**WHAT IS EXPECTED**
A word-for-word copy of the following listing is needed. Leave out its images.

──────── GIVEN DATA ────────

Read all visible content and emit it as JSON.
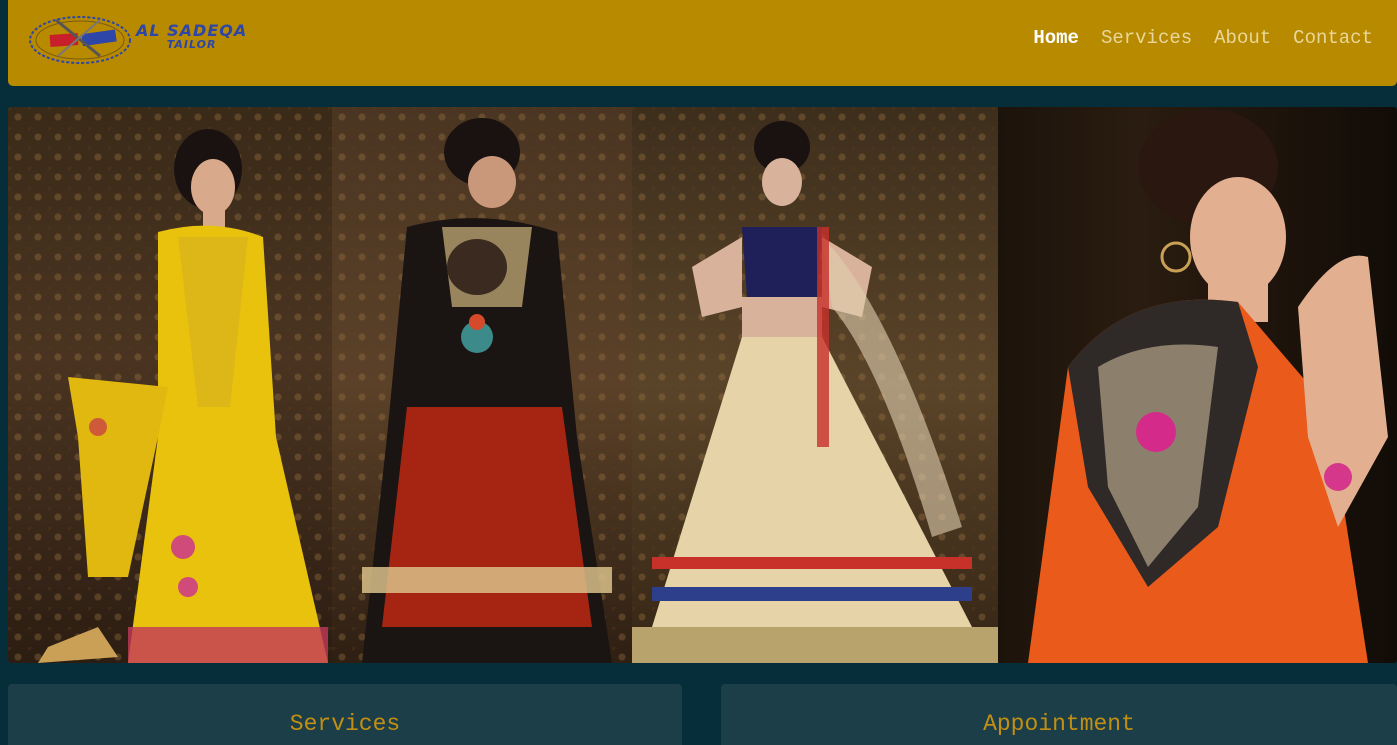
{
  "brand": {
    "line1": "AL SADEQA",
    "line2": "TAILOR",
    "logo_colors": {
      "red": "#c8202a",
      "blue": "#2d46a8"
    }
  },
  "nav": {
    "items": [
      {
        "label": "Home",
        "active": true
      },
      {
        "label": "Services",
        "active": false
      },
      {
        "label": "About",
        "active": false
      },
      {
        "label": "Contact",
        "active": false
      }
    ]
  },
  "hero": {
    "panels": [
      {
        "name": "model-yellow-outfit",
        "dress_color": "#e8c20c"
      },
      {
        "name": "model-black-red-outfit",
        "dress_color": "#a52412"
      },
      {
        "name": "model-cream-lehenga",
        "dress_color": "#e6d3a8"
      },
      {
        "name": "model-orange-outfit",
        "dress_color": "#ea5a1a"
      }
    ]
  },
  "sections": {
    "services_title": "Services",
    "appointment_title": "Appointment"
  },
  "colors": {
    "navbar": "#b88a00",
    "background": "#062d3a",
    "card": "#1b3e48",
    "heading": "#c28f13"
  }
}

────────

**PROBLEM SOLUTION**
Read all visible content and emit it as JSON.
{
  "brand": {
    "line1": "AL SADEQA",
    "line2": "TAILOR",
    "logo_colors": {
      "red": "#c8202a",
      "blue": "#2d46a8"
    }
  },
  "nav": {
    "items": [
      {
        "label": "Home",
        "active": true
      },
      {
        "label": "Services",
        "active": false
      },
      {
        "label": "About",
        "active": false
      },
      {
        "label": "Contact",
        "active": false
      }
    ]
  },
  "hero": {
    "panels": [
      {
        "name": "model-yellow-outfit",
        "dress_color": "#e8c20c"
      },
      {
        "name": "model-black-red-outfit",
        "dress_color": "#a52412"
      },
      {
        "name": "model-cream-lehenga",
        "dress_color": "#e6d3a8"
      },
      {
        "name": "model-orange-outfit",
        "dress_color": "#ea5a1a"
      }
    ]
  },
  "sections": {
    "services_title": "Services",
    "appointment_title": "Appointment"
  },
  "colors": {
    "navbar": "#b88a00",
    "background": "#062d3a",
    "card": "#1b3e48",
    "heading": "#c28f13"
  }
}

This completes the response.